Bluefield Daily Telegraph
Virginia Gov. Bob McDonnell has signed into law 12 logical and welcomed pieces of legislation designed to make Virginia’s schools and campuses safer.
McDonnell issued executive order 56 on Dec. 20, 2012, in response to the tragic slayings at Sandy Hook Elementary School. The measure established a multidisciplinary task force to comprehensively review school and campus safety in Virginia. Locally, Tazewell County Sheriff Brian Hieatt served on the task force.
“It is so important that we are doing everything in our power to provide a safe learning environment in our schools and on our campuses,” the Republican governor said Wednesday. “With this legislation, we are continuing to make it a priority to protect our children and those who have taken on the responsibility of caring for them.”
The new laws provide for increased training and resources for educators, first responders, and mental health professionals in order to provide the safest school environment possible. McDonnell also has identified strategic budget investments to improve school and campus safety. This includes increased funding for school resource officers and mental health services such as psychiatric and crisis response services, mental health first aid training, and a comprehensive statewide suicide prevention program. The new laws include:
• HB1871, which defines “bullying” in the code of Virginia and requires each school board to include in its code of student conduct policies and procedures that prohibit bullying.
• HB1864, which clarifies a school may deal with school-based offenses through graduated sanctions or educational programming, unless a delinquency charge is filed after a school principal reports certain acts to the local law-enforcement agency.
• HB2343, which creates a special fund to provide grants to localities, subject to local match, for facility upgrades in order to improve security.
• HB2344, which requires each school superintendent to establish a violence prevention committee and threat assessment team similar to those required for Virginia’s public institutions of higher education. The legislation also provides that school systems must annually collect and report quantitative data to the Department of Criminal Justice Services.
• HB2345, which directs the Departments of Criminal Justice Services, Education, Behavioral Health and Development Services, and State Police to develop a model critical incident response training program for school personnel and those providing services to schools.
• HB2346, which requires each school division to designate an emergency manager to coordinate school preparedness within the division. It also mandates that schools conduct a lockdown drill once each semester.
• HB2347, which facilitates the sharing of juvenile law enforcement records by the principal of the school to threat assessment teams.
• SB1376, which expands current Virginia law by extending civil immunity to any person who reports in good faith, information that an individual poses credible danger of serious bodily injury or death to one or more students, school personnel or others on school property.
• SB0899, which authorizes local school divisions to place decals on the rear of school buses noting that the buses stop at railroad crossings.

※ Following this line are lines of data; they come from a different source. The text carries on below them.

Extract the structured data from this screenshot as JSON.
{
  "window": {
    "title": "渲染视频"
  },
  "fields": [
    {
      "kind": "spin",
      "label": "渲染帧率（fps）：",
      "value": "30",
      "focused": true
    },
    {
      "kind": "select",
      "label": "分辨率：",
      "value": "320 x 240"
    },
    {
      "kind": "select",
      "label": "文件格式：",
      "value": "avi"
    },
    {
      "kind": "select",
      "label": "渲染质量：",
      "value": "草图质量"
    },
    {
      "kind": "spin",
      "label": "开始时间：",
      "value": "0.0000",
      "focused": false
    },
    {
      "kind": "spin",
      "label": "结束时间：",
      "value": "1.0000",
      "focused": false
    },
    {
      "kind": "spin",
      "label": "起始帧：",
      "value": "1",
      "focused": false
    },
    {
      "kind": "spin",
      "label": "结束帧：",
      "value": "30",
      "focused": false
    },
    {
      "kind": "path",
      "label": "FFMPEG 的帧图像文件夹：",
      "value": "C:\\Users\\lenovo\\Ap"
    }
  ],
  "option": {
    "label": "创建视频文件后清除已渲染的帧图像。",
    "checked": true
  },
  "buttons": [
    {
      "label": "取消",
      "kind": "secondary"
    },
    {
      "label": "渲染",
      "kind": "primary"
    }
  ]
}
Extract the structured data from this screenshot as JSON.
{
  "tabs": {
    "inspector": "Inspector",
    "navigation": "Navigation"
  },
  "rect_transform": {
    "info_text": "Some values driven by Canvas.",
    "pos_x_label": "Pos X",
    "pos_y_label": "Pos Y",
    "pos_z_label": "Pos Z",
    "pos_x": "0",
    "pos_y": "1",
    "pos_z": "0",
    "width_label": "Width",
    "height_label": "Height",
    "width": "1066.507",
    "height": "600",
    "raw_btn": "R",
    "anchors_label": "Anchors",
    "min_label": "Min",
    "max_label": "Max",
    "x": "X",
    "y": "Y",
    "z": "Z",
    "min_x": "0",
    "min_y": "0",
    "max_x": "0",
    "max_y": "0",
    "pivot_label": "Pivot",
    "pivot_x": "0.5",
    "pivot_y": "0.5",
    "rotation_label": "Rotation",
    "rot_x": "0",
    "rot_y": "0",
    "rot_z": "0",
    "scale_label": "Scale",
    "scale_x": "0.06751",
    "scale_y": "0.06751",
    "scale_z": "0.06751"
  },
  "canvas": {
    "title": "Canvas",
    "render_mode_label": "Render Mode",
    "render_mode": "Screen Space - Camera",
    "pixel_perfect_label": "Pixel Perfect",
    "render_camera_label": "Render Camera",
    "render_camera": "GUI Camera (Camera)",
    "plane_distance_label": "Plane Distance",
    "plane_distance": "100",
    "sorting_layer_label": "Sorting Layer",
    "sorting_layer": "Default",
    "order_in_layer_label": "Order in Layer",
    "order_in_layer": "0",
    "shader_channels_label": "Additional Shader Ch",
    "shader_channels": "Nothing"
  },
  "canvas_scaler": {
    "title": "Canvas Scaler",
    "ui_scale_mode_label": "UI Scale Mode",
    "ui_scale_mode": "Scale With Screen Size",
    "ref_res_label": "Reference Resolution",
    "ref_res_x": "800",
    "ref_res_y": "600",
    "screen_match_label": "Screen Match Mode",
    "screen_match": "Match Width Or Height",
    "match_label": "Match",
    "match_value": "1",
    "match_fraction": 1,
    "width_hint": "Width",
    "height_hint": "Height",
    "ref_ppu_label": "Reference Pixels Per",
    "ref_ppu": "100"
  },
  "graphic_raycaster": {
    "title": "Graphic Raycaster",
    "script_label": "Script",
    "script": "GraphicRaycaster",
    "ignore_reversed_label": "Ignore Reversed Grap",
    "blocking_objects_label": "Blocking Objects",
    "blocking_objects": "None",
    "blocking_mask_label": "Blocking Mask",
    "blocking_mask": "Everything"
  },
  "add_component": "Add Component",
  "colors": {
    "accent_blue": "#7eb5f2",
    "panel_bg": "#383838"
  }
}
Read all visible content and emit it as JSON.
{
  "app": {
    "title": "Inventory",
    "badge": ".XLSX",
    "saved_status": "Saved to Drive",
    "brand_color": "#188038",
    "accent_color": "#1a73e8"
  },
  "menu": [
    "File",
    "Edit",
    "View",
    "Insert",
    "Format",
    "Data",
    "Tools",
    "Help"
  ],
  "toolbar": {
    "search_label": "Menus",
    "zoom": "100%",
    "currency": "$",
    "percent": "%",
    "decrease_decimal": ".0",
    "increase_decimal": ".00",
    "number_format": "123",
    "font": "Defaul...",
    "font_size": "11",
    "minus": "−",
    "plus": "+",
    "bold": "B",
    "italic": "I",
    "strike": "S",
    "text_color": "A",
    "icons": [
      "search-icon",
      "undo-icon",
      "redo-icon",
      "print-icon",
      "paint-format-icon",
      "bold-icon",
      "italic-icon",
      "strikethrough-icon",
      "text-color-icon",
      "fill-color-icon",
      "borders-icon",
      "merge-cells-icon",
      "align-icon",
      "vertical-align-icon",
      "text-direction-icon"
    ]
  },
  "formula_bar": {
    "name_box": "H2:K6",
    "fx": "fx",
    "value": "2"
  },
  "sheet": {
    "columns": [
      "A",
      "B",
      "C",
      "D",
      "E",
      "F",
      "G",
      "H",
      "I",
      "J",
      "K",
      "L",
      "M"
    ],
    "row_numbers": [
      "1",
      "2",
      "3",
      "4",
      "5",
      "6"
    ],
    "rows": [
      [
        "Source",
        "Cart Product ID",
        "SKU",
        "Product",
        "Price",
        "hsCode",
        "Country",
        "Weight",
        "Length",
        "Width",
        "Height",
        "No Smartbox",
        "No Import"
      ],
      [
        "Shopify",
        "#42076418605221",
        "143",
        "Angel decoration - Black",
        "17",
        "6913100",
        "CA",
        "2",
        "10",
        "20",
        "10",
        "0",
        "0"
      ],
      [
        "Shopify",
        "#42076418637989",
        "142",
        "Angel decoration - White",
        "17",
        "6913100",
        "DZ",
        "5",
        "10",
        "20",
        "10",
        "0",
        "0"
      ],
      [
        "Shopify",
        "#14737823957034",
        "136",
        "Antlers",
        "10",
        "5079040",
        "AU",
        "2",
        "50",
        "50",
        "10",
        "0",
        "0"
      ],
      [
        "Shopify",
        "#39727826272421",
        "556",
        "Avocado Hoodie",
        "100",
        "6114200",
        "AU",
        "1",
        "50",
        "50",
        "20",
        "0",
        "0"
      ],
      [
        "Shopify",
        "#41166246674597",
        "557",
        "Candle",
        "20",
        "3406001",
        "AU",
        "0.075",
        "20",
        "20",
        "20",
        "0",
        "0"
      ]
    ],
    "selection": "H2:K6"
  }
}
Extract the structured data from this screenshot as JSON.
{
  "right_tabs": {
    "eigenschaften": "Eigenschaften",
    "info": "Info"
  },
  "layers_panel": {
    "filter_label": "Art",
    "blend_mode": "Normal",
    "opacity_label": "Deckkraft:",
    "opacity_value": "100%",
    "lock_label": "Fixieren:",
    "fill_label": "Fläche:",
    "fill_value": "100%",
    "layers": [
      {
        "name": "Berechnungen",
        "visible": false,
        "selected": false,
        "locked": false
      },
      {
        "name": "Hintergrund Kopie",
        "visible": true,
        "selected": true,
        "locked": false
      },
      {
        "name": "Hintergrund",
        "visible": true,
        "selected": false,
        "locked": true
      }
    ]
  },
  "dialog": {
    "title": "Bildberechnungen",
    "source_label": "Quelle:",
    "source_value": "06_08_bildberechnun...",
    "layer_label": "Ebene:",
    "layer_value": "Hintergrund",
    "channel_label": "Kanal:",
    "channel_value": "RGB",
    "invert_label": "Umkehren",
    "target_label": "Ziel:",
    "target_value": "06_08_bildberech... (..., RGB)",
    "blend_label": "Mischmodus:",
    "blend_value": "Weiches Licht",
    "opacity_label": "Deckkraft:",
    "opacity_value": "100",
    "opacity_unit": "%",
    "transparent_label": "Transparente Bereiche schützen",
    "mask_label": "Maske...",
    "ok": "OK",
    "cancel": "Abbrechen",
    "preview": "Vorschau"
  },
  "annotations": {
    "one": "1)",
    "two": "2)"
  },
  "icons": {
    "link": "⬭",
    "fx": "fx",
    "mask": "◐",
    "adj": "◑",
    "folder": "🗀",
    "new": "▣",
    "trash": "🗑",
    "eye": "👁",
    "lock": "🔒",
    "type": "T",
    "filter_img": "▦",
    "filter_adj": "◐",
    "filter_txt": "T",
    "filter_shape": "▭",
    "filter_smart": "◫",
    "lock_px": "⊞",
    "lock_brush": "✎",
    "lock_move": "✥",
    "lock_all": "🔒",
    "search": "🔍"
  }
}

• HB1609 and SB1342, both of which provides that the governing board of each public four-year institution of higher education shall establish written memoranda of understanding with its local community services board or behavioral health authority and with local hospitals and other local mental health facilities in order to expand the scope of services available to students seeking treatment.
No one wants to see a repeat of the April 16, 2007, shooting massacre that we witnessed on the campus of Virginia Tech. That’s why all of the above measures are prudent, and a necessary step, by McDonnell and lawmakers.
That’s why all of the above measures are prudent, and a necessary step, by McDonnell and the Virginia General Assembly.